Ganguli: Watt should be rewarded for having an unprecedented season. He's the first defensive lineman since 1944 to score five touchdowns, the first defensive player to have five touchdowns in a season since 1971, the first player since 1956 to have multiple touchdowns on offense and defense and the first player ever to have at least three receiving touchdowns, a pick-six and a fumble recovery returned for a touchdown.
The Texans are 4-1 in games in which Watt scores a touchdown, and he affects every play from a position that isn't generally designed to do so. According to ESPN Stats & Info, Watt disrupts the quarterback more than any other player, and according to Pro Football Focus, the gap between Watt and any other player at his position is significantly bigger than the gap between any other player and his peers. Giving this award to a defensive player who plays on a team struggling to get into the playoffs might be extraordinary, but so is Watt.
Chadiha: Rodgers is the clubhouse leader, but Murray deserves the award. He's produced 11 100-yard games this season, many of which have come after defenses started focusing their attention on stopping him. He's also been more than a runner, as he has 54 receptions to go along with his league-leading 351 rushing attempts. Murray also has a shot at a 2,000-yard season. That would make him the eighth player in NFL history to reach that magic number (and four of the previous seven won the MVP award). Murray faces long odds in the voting because quarterbacks are valued so highly, and Rodgers is the best player at that position today. But it's also rare to see a running back come out of nowhere and do what Murray has done for a Cowboys team on the verge of making the playoffs for the first time since 2009. He deserves to be rewarded for that.
Legwold: The votes are due after the regular-season finale, and I'm not sure I can make the call for my vote at the moment. Again, personnel people I respect say Watt has been the league's best player this season, and the film validates that each week, but his team will not make the playoffs. And the fact a player so clearly at an elite level can't pull his team into the postseason speaks to defining "valuable'' and why quarterbacks so often win the award. The fact quarterbacks may splinter the votes could give Watt a chance. Watt may be the best player, but a quarterback may be more valuable. I'm leaning toward Watt at the moment. Manning and Brady each deserve a long look, but as we discuss this with two games left, I think Rodgers will win the award.
Clayton: With two games left, I'm sticking with Rodgers. I still believe he will win the last two games and get to 12 wins. That total, combined with his impressive stats, should get him the MVP.
Heading into Week 16, this race is close enough that one bad game could sway opinions. Keep in mind that Rodgers finishes at home against Detroit. In the Packers' first game against the Lions this season, they held him to 147 passing yards and seven points.
Brady, meanwhile, faces the Jets and the white-hot Bills defense. However, in the Patriots' first game against the Bills, Brady threw for 347 yards and four touchdowns.

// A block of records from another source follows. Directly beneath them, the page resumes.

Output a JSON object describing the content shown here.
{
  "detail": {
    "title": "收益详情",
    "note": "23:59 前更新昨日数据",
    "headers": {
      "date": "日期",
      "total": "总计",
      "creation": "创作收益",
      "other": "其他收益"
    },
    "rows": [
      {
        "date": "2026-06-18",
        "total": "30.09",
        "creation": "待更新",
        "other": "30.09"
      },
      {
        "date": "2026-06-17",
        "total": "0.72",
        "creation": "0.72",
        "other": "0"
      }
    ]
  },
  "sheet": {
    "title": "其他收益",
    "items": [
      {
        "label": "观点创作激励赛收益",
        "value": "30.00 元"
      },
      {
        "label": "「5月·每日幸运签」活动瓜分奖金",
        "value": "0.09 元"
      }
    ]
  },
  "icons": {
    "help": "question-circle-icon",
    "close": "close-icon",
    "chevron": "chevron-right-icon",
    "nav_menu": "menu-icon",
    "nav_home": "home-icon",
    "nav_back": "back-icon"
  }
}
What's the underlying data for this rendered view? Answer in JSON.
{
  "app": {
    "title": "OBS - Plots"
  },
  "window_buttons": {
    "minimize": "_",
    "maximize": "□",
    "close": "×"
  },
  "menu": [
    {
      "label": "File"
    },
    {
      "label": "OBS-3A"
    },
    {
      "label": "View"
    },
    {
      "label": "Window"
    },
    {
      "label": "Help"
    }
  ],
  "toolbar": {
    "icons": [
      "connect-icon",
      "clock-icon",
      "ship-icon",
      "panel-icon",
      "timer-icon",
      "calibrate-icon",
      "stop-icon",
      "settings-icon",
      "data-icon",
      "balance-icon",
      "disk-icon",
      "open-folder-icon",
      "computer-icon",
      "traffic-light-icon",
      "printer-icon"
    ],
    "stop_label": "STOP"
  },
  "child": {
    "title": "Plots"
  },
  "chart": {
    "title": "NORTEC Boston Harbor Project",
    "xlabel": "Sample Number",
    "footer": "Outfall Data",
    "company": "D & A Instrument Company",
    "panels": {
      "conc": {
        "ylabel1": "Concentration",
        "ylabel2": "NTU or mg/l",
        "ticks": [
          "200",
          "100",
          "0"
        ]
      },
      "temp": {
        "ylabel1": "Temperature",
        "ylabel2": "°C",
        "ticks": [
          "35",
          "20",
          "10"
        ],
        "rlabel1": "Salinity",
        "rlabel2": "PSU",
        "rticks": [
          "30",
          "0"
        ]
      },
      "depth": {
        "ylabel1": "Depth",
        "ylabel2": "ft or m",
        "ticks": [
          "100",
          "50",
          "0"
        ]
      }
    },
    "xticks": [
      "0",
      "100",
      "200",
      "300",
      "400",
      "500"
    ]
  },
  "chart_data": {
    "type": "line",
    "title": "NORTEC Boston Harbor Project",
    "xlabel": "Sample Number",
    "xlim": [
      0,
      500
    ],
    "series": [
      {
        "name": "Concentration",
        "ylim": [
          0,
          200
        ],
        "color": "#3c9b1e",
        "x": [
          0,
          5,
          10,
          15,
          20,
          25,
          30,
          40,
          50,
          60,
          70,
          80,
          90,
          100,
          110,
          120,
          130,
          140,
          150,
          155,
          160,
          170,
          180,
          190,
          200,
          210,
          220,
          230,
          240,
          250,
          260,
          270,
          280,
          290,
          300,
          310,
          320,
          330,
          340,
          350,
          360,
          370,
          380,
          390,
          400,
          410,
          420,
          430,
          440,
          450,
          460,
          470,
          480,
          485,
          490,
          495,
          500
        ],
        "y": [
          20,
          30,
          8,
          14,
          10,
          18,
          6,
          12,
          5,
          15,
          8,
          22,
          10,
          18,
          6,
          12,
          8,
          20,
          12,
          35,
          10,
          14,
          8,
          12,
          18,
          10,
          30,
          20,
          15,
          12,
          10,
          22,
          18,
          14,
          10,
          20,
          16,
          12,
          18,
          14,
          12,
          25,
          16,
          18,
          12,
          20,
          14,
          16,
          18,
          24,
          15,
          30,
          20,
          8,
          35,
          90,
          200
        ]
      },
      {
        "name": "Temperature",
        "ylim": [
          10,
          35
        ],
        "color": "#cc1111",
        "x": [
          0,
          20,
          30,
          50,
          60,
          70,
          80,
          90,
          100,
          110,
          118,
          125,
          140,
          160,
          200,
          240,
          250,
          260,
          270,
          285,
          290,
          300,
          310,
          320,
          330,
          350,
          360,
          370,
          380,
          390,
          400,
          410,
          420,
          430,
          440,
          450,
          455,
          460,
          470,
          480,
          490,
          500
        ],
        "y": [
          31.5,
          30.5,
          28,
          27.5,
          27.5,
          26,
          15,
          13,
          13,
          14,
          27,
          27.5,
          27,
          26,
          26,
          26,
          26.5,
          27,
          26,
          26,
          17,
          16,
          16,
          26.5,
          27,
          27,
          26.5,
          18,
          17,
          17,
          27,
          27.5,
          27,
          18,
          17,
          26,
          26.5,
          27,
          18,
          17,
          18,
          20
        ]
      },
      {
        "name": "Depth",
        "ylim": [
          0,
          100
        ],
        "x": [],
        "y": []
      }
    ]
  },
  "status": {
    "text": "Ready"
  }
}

Then again, keep an eye on Murray. If he's able to play in the final two games, he'll face Indianapolis (21st in yards per carry allowed) and Washington (against whom he rushed for 141 yards on 19 carries in the first meeting).
The race is far from over.